The US Department of Justice today filed a lawsuit to stop what would be the largest oil field services acquistiion ever.

The DOJ said Halliburton's acquisition of its smaller rival Baker Hughes would hamper competition, raise prices, and reduce innovation across the industry.

"The proposed deal between Halliburton and Baker Hughes would eliminate vital competition, skew energy markets and harm American consumers," Attorney general, Loretta E. Lynch, said in a statement.

Attorney General Bill Baer of the department’s antitrust division added: "This transaction is unprecedented in the breadth and scope of competitive overlaps and antitrust issues it presents."

"Halliburton and Baker Hughes are two of the three largest integrated oilfield service companies across the globe, and they compete to invent and sell products and services that are critical to energy exploration and production. We need to maintain meaningful competition in this important sector of our economy."

The two companies may either cancel the planned tie-up or fight the government in court.

If the deal collapses due to competition concerns, Halliburton must pay Baker Hughes a $3.5bn breakup fee, according to regulatory filings.

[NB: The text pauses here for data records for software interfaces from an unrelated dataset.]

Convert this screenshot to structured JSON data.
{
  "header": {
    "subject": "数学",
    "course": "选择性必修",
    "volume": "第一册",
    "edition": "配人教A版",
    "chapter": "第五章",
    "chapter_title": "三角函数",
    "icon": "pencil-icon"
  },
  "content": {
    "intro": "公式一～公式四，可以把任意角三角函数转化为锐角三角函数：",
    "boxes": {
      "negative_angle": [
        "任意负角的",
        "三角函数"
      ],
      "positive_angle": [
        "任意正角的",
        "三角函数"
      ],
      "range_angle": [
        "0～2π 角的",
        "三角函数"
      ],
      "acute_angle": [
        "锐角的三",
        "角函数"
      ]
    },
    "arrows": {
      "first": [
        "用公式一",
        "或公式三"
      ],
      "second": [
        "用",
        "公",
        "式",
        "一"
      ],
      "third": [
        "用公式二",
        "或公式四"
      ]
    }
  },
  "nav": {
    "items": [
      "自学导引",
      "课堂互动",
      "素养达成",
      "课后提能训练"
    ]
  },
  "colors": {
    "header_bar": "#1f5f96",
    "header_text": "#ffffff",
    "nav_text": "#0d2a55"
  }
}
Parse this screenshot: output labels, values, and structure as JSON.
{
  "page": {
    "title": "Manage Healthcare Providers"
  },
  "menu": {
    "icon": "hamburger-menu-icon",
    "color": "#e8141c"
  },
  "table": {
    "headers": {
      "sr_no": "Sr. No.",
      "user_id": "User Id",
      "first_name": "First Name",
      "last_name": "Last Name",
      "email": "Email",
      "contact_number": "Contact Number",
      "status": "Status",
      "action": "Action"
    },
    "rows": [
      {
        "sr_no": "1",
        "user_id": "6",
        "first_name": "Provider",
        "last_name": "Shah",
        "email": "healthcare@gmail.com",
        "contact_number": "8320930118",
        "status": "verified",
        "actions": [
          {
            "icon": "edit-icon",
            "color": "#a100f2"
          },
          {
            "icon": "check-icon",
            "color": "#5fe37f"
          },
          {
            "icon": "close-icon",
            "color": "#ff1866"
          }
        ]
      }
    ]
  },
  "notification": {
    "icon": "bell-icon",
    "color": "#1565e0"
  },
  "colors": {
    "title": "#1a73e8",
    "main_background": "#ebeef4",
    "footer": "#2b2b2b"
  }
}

Elsewhere, the European Commission has opened an investigation into the proposed merger. Regulators in Australia have also expressed concerns.